* [Data to process]:
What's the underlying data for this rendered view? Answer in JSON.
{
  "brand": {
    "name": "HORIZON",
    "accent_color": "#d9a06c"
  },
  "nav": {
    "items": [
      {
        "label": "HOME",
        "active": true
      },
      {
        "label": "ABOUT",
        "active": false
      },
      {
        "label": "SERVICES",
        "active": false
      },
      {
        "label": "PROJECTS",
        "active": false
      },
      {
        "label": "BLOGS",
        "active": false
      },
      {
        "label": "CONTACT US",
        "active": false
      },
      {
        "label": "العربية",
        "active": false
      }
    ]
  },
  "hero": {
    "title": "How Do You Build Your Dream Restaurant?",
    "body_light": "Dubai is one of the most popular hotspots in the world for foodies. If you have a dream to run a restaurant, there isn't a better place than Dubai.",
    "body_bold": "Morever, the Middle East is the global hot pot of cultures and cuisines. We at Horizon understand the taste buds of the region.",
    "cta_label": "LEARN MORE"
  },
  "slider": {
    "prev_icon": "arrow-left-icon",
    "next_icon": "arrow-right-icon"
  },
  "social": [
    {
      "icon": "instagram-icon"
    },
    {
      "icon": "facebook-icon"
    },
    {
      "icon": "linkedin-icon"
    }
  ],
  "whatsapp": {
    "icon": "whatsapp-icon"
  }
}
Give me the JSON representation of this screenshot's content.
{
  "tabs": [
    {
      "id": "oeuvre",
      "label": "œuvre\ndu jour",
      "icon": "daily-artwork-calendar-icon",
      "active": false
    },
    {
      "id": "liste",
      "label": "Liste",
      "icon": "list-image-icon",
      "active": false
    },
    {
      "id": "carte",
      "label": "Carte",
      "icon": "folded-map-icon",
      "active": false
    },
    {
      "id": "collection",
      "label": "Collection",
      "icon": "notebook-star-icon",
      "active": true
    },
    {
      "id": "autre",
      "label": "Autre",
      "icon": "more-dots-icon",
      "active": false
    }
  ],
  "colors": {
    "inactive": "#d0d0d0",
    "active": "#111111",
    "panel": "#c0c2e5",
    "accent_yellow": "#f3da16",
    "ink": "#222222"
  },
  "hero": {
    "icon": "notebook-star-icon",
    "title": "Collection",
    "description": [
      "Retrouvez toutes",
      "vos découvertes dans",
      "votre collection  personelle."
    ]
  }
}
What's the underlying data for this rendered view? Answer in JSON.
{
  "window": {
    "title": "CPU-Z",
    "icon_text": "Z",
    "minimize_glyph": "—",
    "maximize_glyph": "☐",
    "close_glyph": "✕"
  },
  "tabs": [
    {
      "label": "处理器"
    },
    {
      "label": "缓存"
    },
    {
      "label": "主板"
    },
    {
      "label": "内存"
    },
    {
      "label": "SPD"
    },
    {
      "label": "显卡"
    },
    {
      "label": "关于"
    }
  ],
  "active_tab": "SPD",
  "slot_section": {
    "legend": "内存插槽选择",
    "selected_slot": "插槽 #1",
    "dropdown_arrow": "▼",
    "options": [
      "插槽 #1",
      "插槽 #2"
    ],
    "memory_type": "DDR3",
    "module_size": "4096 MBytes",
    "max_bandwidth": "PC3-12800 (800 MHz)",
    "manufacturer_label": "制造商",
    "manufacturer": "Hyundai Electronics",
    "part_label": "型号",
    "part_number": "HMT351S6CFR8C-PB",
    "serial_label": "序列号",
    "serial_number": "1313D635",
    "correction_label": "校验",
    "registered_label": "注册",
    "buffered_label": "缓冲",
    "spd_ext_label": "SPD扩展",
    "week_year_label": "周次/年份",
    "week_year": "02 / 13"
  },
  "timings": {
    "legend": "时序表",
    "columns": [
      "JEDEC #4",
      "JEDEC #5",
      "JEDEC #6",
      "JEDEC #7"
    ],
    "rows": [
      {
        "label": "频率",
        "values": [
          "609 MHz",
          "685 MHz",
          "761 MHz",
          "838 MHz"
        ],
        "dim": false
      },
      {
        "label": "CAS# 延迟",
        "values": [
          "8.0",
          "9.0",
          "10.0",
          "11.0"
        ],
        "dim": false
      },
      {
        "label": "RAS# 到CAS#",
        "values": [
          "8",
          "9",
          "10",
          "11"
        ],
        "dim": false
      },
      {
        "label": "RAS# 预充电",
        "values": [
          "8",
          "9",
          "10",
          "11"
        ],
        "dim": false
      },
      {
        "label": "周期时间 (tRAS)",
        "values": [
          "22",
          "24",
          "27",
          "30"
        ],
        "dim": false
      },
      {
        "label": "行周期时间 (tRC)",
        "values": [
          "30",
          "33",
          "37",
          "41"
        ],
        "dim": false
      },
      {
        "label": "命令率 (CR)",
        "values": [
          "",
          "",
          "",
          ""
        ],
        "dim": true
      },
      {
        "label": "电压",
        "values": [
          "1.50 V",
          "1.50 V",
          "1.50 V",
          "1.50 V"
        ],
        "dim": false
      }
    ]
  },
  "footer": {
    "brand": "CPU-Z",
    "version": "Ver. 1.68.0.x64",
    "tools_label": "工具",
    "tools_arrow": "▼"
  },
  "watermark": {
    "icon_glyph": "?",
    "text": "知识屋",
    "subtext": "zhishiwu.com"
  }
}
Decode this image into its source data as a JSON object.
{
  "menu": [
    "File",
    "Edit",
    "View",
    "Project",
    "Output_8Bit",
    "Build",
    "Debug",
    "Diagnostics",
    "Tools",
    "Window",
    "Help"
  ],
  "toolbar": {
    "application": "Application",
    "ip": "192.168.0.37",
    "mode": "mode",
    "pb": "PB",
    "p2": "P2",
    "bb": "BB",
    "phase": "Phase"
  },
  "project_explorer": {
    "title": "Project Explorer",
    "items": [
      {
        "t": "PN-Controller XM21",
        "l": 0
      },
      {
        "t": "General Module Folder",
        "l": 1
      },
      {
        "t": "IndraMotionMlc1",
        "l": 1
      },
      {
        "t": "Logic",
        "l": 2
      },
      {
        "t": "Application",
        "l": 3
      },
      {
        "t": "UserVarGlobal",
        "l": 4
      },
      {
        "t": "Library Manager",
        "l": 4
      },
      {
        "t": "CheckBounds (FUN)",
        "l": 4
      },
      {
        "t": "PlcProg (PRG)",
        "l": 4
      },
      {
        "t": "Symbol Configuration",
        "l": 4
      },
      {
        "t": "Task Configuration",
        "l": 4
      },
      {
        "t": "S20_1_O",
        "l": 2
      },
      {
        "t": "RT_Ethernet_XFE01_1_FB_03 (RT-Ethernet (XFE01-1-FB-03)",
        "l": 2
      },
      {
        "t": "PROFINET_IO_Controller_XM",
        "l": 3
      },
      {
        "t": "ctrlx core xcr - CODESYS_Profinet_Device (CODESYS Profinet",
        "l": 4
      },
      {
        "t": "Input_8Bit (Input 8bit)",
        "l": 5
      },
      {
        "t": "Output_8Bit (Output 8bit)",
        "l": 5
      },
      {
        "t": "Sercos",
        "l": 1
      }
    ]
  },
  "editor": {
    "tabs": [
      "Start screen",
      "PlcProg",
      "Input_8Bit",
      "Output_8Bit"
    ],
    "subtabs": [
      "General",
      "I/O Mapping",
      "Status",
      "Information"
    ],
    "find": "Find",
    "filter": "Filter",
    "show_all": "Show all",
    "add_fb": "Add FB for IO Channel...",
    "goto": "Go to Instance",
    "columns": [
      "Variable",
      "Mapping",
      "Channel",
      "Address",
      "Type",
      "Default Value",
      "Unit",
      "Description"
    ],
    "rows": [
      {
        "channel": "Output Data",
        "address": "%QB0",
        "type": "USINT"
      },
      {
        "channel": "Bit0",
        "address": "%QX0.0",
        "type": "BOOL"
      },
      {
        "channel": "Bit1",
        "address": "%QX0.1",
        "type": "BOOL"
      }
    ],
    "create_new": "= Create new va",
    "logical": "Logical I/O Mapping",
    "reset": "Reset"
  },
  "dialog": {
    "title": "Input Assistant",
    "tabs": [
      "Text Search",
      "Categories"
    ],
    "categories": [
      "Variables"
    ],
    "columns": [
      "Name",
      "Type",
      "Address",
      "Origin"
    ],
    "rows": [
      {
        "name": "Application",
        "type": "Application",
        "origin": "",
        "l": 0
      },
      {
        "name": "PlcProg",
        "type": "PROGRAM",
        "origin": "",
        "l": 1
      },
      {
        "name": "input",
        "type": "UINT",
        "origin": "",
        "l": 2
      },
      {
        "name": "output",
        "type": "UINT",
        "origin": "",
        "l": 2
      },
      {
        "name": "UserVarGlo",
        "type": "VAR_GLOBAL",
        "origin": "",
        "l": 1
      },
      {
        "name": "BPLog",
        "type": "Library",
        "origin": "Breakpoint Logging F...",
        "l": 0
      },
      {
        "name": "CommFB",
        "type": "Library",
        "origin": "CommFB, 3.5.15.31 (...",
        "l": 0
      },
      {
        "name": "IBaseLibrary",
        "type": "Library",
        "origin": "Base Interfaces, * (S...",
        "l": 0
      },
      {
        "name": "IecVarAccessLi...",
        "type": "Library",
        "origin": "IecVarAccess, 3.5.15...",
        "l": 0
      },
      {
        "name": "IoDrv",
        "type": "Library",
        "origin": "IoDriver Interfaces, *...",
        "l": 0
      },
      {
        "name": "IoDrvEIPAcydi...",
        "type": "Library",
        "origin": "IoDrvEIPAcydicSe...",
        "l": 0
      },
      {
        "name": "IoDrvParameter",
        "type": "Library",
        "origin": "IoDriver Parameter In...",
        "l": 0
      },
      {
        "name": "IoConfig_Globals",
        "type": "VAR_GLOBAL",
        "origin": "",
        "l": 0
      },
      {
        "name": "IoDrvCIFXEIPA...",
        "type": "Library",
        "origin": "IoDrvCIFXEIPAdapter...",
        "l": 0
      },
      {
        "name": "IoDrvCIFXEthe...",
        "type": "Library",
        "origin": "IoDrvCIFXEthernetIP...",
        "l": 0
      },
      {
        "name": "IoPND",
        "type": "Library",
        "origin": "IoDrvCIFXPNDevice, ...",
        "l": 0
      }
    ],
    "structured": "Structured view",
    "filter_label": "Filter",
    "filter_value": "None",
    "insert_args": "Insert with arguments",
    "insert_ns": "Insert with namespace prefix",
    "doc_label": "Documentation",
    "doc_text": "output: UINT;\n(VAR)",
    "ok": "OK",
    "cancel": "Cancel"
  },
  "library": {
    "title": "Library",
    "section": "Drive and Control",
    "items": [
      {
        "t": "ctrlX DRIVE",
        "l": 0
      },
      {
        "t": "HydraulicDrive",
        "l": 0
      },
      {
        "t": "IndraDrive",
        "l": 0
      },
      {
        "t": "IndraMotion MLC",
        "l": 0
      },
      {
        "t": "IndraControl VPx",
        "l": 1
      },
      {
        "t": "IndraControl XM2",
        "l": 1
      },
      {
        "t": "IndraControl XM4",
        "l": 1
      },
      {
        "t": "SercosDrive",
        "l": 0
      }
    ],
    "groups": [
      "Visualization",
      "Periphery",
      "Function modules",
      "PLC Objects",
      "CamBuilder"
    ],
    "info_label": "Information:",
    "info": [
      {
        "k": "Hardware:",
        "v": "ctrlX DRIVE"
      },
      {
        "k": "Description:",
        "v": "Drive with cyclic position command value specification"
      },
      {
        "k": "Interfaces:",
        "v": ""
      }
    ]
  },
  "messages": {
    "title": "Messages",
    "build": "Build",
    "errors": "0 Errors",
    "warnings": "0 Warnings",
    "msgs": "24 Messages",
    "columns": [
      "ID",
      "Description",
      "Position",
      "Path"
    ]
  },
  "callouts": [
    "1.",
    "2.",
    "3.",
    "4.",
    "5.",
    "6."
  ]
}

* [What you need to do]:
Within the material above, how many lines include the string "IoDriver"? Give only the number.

* [Result of the task]:
2